Featured Image Credit: Bill Ingalls/NASA via Getty Images/YouTube/NASA

NASA astronaut reveals major changes to his body after setting record for longest time spent in space

Frank Rubio broke the record after returning to Earth in September last year

Last year, NASA astronaut Frank Rubio set a world record for the longest time spent in space by a US astronaut after an impressive 371 days.

The 48-year-old returned to Earth on September 27, 2023, landing in Kazakhstan after his six-month mission was extended by a further six months.

Upon his landing back on Earth, Rubio said he would be assessed by a medical team and that he would need time to re-adjust to Earth's gravity.

But while the incredible record will cement the astronaut's time in space in history, his year-long escapade had some effects on the astronaut.

While most of us Earth-dwellers would never even think of the consequences of such a long time in space, it was revealed what the cost of living without gravity for such an extended period of time actually is.

In actual fact, the lack of gravity will cause a decrease in muscle mass and even bone loss within the first few months of a mission.

Frank Rubio returned from his time in space last year.
Bill Ingalls/NASA via Getty Images

Dr Jennifer Fogarty, chief scientific officer at Baylor College of Medicine's Translational Research Institute for Space Health, told ABC News at the time: "How do you coordinate movement like walking, which you haven't done for a long period of time, and then the idea of balance?

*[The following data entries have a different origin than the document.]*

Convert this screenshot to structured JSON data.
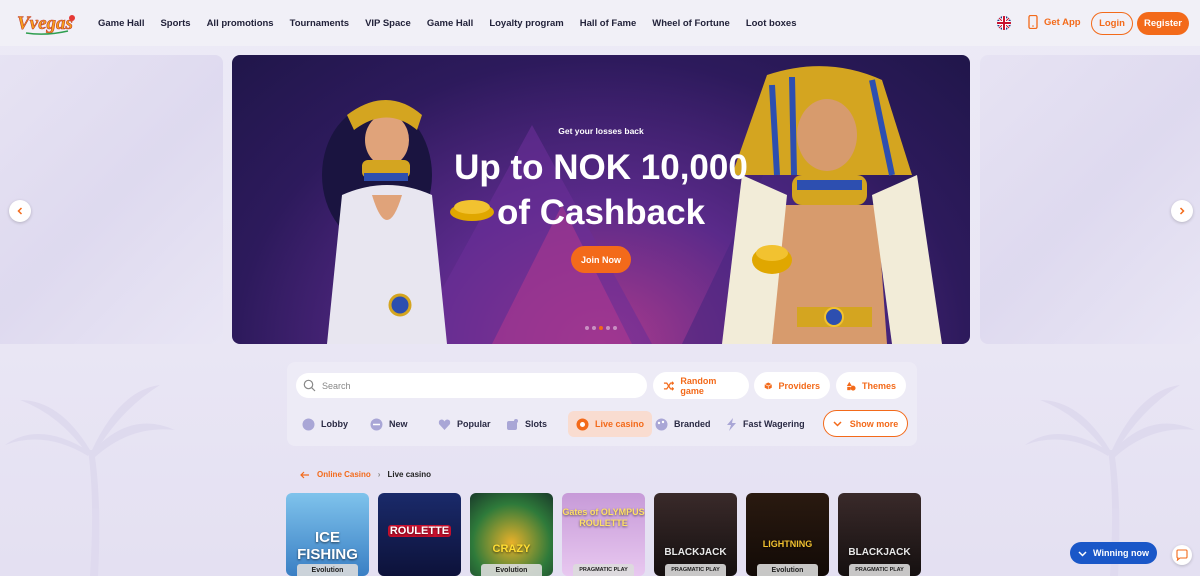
{
  "brand": {
    "logo_text": "Vvegas",
    "accent": "#f36a1a"
  },
  "nav": {
    "items": [
      "Game Hall",
      "Sports",
      "All promotions",
      "Tournaments",
      "VIP Space",
      "Game Hall",
      "Loyalty program",
      "Hall of Fame",
      "Wheel of Fortune",
      "Loot boxes"
    ]
  },
  "header": {
    "language_icon": "uk-flag-icon",
    "get_app": "Get App",
    "login": "Login",
    "register": "Register"
  },
  "hero": {
    "subtitle": "Get your losses back",
    "title_line1": "Up to NOK 10,000",
    "title_line2": "of Cashback",
    "cta": "Join Now",
    "slide_count": 5,
    "active_slide": 3
  },
  "search": {
    "placeholder": "Search"
  },
  "quick_filters": [
    "Random game",
    "Providers",
    "Themes"
  ],
  "categories": [
    "Lobby",
    "New",
    "Popular",
    "Slots",
    "Live casino",
    "Branded",
    "Fast Wagering"
  ],
  "active_category": "Live casino",
  "show_more": "Show more",
  "breadcrumb": {
    "parent": "Online Casino",
    "current": "Live casino"
  },
  "games": [
    {
      "title": "ICE FISHING",
      "provider": "Evolution"
    },
    {
      "title": "ROULETTE",
      "provider": ""
    },
    {
      "title": "CRAZY",
      "provider": "Evolution"
    },
    {
      "title": "Gates of OLYMPUS ROULETTE",
      "provider": "PRAGMATIC PLAY"
    },
    {
      "title": "BLACKJACK",
      "provider": "PRAGMATIC PLAY"
    },
    {
      "title": "LIGHTNING",
      "provider": "Evolution"
    },
    {
      "title": "BLACKJACK",
      "provider": "PRAGMATIC PLAY"
    }
  ],
  "winning_now": "Winning now"
}
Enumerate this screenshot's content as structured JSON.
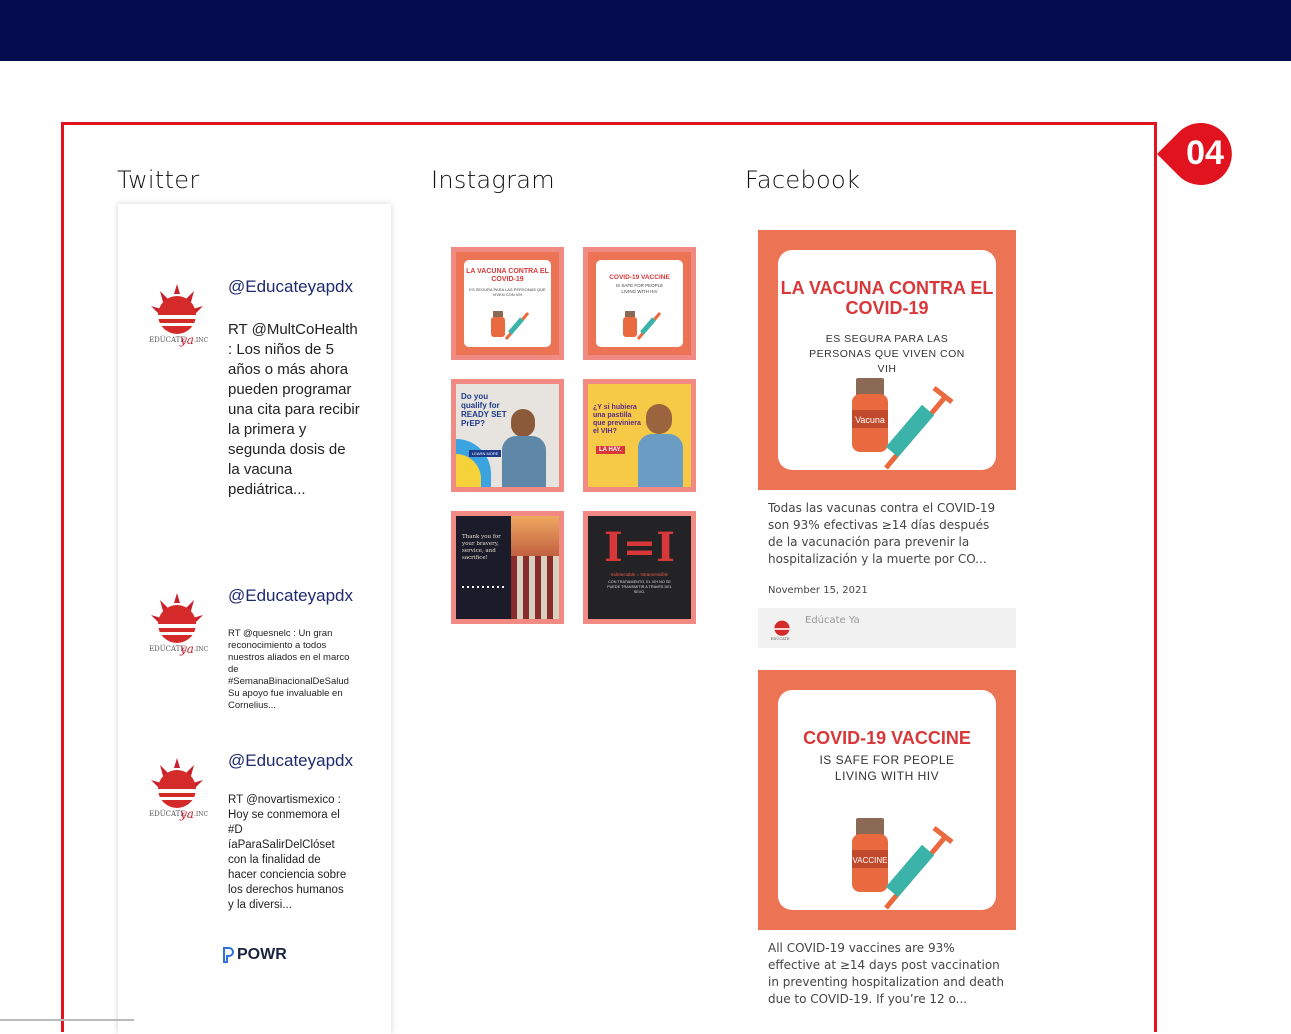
{
  "badge": "04",
  "columns": {
    "twitter": "Twitter",
    "instagram": "Instagram",
    "facebook": "Facebook"
  },
  "tweets": [
    {
      "handle": "@Educateyapdx",
      "text": "RT @MultCoHealth : Los niños de 5 años o más ahora pueden programar una cita para recibir la primera y segunda dosis de la vacuna pediátrica..."
    },
    {
      "handle": "@Educateyapdx",
      "text": "RT @quesnelc : Un gran reconocimiento a todos nuestros aliados en el marco de #SemanaBinacionalDeSalud Su apoyo fue invaluable en Cornelius..."
    },
    {
      "handle": "@Educateyapdx",
      "text": "RT @novartismexico : Hoy se conmemora el #D íaParaSalirDelClóset con la finalidad de hacer conciencia sobre los derechos humanos y la diversi..."
    }
  ],
  "powr": "POWR",
  "instagram": {
    "tile1": {
      "title": "LA VACUNA CONTRA EL COVID-19",
      "sub": "ES SEGURA PARA LAS PERSONAS QUE VIVEN CON VIH"
    },
    "tile2": {
      "title": "COVID-19 VACCINE",
      "sub": "IS SAFE FOR PEOPLE LIVING WITH HIV"
    },
    "tile3": {
      "title": "Do you qualify for READY SET PrEP?",
      "cta": "LEARN MORE"
    },
    "tile4": {
      "title": "¿Y si hubiera una pastilla que previniera el VIH?",
      "cta": "LA HAY."
    },
    "tile5": {
      "title": "Thank you for your bravery, service, and sacrifice!"
    },
    "tile6": {
      "title": "I=I",
      "sub": "Indetectable = Intransmisible",
      "body": "CON TRATAMIENTO, EL VIH NO SE PUEDE TRANSMITIR A TRAVÉS DEL SEXO."
    }
  },
  "facebook": {
    "post1": {
      "title": "LA VACUNA CONTRA EL COVID-19",
      "sub": "ES SEGURA PARA LAS PERSONAS QUE VIVEN CON VIH",
      "vial_label": "Vacuna",
      "text": "Todas las vacunas contra el COVID-19 son 93% efectivas ≥14 días después de la vacunación para prevenir la hospitalización y la muerte por CO...",
      "date": "November 15, 2021",
      "author": "Edúcate Ya"
    },
    "post2": {
      "title": "COVID-19 VACCINE",
      "sub": "IS SAFE FOR PEOPLE LIVING WITH HIV",
      "vial_label": "VACCINE",
      "text": "All COVID-19 vaccines are 93% effective at ≥14 days post vaccination in preventing hospitalization and death due to COVID-19. If you’re 12 o..."
    }
  },
  "colors": {
    "navy": "#050c50",
    "red": "#e0131f",
    "coral": "#ec7455",
    "ig_border": "#f08a82"
  }
}
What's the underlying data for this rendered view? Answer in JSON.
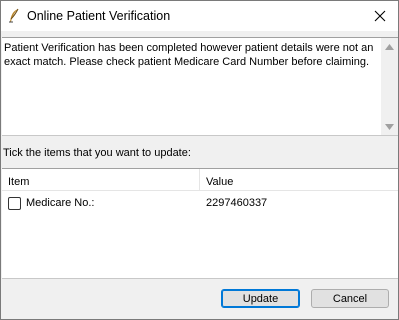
{
  "window": {
    "title": "Online Patient Verification",
    "app_icon": "feather-quill-icon",
    "close_icon": "close-icon"
  },
  "message": {
    "text": "Patient Verification has been completed however patient details were not an exact match. Please check patient Medicare Card Number before claiming."
  },
  "instruction": "Tick the items that you want to update:",
  "table": {
    "columns": [
      "Item",
      "Value"
    ],
    "rows": [
      {
        "item": "Medicare No.:",
        "value": "2297460337",
        "checked": false
      }
    ]
  },
  "buttons": {
    "update": "Update",
    "cancel": "Cancel"
  },
  "colors": {
    "default_button_border": "#0078d7",
    "window_background": "#f0f0f0"
  }
}
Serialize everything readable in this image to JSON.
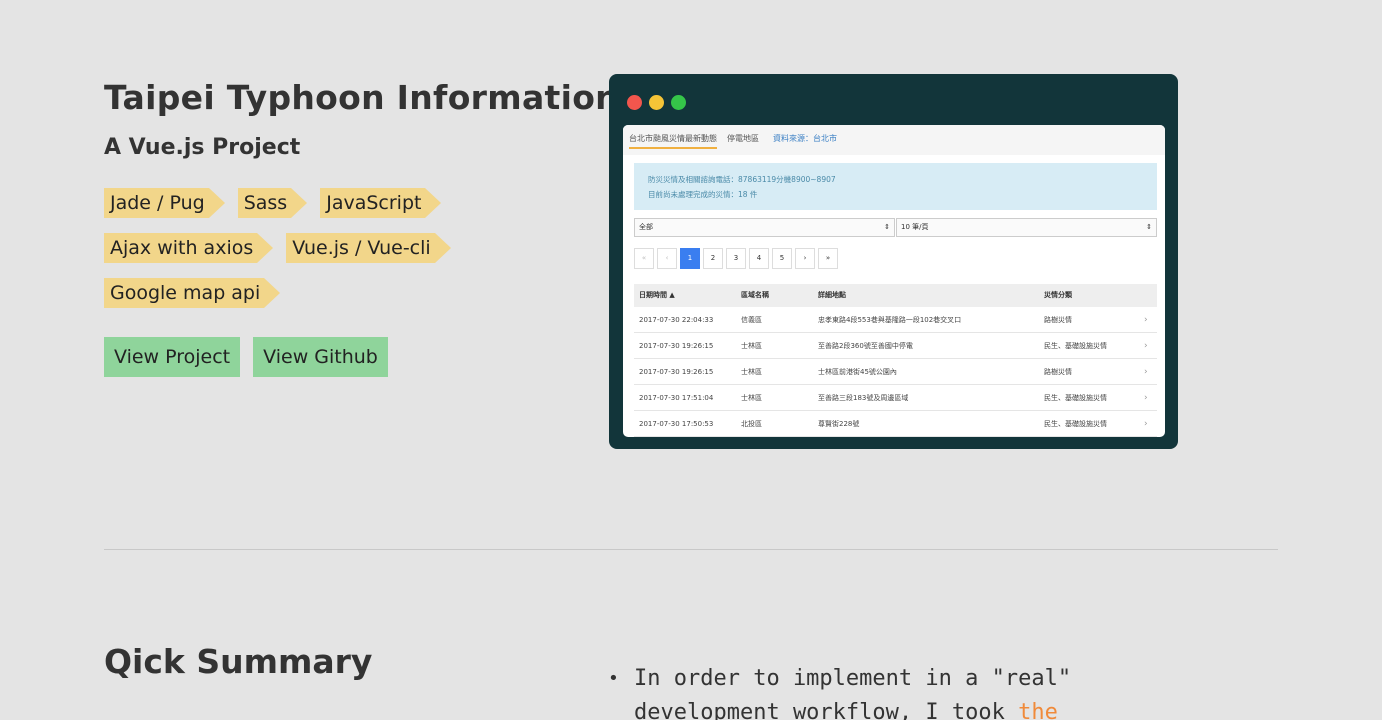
{
  "project": {
    "title": "Taipei Typhoon Information",
    "subtitle": "A Vue.js Project",
    "tags": [
      [
        "Jade / Pug",
        "Sass",
        "JavaScript"
      ],
      [
        "Ajax with axios",
        "Vue.js / Vue-cli"
      ],
      [
        "Google map api"
      ]
    ],
    "buttons": {
      "view_project": "View Project",
      "view_github": "View Github"
    }
  },
  "preview": {
    "nav": {
      "tab1": "台北市颱風災情最新動態",
      "tab2": "停電地區",
      "tab3": "資料來源：台北市"
    },
    "alert": {
      "line1": "防災災情及相關諮詢電話：87863119分機8900~8907",
      "line2": "目前尚未處理完成的災情：18 件"
    },
    "select_district": "全部",
    "select_per_page": "10 筆/頁",
    "pager": [
      "«",
      "‹",
      "1",
      "2",
      "3",
      "4",
      "5",
      "›",
      "»"
    ],
    "headers": {
      "time": "日期時間 ▲",
      "district": "區域名稱",
      "address": "詳細地點",
      "category": "災情分類"
    },
    "rows": [
      {
        "time": "2017-07-30 22:04:33",
        "district": "信義區",
        "address": "忠孝東路4段553巷與基隆路一段102巷交叉口",
        "category": "路樹災情"
      },
      {
        "time": "2017-07-30 19:26:15",
        "district": "士林區",
        "address": "至善路2段360號至善國中停電",
        "category": "民生、基礎設施災情"
      },
      {
        "time": "2017-07-30 19:26:15",
        "district": "士林區",
        "address": "士林區前港街45號公園內",
        "category": "路樹災情"
      },
      {
        "time": "2017-07-30 17:51:04",
        "district": "士林區",
        "address": "至善路三段183號及周邊區域",
        "category": "民生、基礎設施災情"
      },
      {
        "time": "2017-07-30 17:50:53",
        "district": "北投區",
        "address": "尊賢街228號",
        "category": "民生、基礎設施災情"
      }
    ]
  },
  "summary": {
    "title": "Qick Summary",
    "text_before": "In order to implement in a \"real\" development workflow, I took ",
    "link_text": "the"
  },
  "colors": {
    "tag": "#f2d68a",
    "button": "#8fd49b",
    "window": "#12353a",
    "link": "#f08a3a"
  }
}
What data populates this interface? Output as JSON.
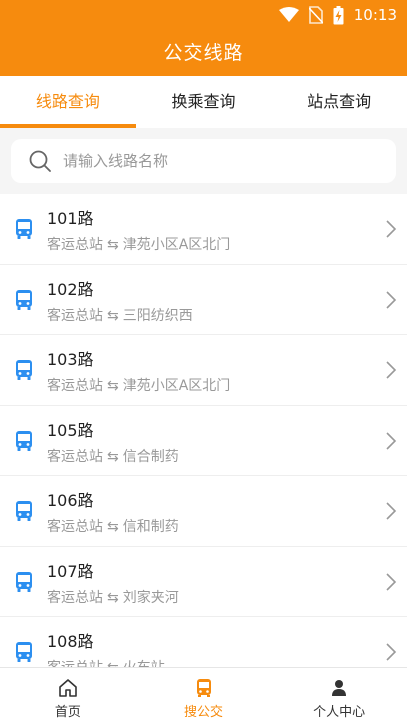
{
  "status": {
    "time": "10:13"
  },
  "header": {
    "title": "公交线路"
  },
  "tabs": [
    {
      "label": "线路查询",
      "active": true
    },
    {
      "label": "换乘查询",
      "active": false
    },
    {
      "label": "站点查询",
      "active": false
    }
  ],
  "search": {
    "placeholder": "请输入线路名称",
    "value": ""
  },
  "routes": [
    {
      "name": "101路",
      "from": "客运总站",
      "to": "津苑小区A区北门"
    },
    {
      "name": "102路",
      "from": "客运总站",
      "to": "三阳纺织西"
    },
    {
      "name": "103路",
      "from": "客运总站",
      "to": "津苑小区A区北门"
    },
    {
      "name": "105路",
      "from": "客运总站",
      "to": "信合制药"
    },
    {
      "name": "106路",
      "from": "客运总站",
      "to": "信和制药"
    },
    {
      "name": "107路",
      "from": "客运总站",
      "to": "刘家夹河"
    },
    {
      "name": "108路",
      "from": "客运总站",
      "to": "火车站"
    }
  ],
  "arrow_glyph": "⇆",
  "bottom_nav": [
    {
      "label": "首页",
      "icon": "home-icon",
      "active": false
    },
    {
      "label": "搜公交",
      "icon": "bus-icon",
      "active": true
    },
    {
      "label": "个人中心",
      "icon": "person-icon",
      "active": false
    }
  ],
  "colors": {
    "accent": "#f68b0e",
    "bus_icon": "#2c8ff0"
  }
}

"When you put those two together, it can kind of create a little bit of a precarious situation and something that's very well-monitored with the crew members when they land on Earth."

Dr Fogarty went on to explain that the longer the mission goes on for, the longer it will likely take for the astronaut to reacclimatize when back on Earth.

Not only this, but a person's blood flow can also be heavily affected when living in space, which can cause symptoms such as blurred vision or eye swelling, due blood and cerebrospinal fluid shifting up the body - known as Spaceflight Associated Neuro-Ocular Syndrome.

According to Dr Michael Decker, co-director of the Center for Aerospace Physiology at Case Western Reserve University School of Medicine, the veins in our body have valves in them to ensure 'blood doesn't flow backwards when we stand up'.

Remove gravity from the equation and it has a impact on blood flow.

Rubio spent a year in space.

"Some of this increased intracranial pressure can actually impact the eye and lead to visual impairment. Sometimes when astronauts land, that visual impairment does not necessarily resolve." he further explained.

The isolated environment could also cause fatigue, stress and lack of sleep.

During his time in space, Rubio's mental and physical health would have been assessed by scientists, as well as his immune system and any changes to his genes.

And in January of this year, Rubio revealed he'd spent four months back on Earth recovering and 'reincorporating [himself] back into Earth.'

"You adapt incredibly quickly to being in space, but then unfortunately, the readaptation process back to earth can sometimes be a little bit longer and more difficult." he told TIME.

"And that's just, I think, because the forces of gravity and the forces at play here on Earth tend to have a stronger effect on your body. So it takes two to three months to get yourself back to where you were pre-flight. I'm feeling pretty normal."

"At this point, I feel like I'm back to 90-95%. So lots of exercise, lots of testing, and science."

Topics: NASA, Space, Health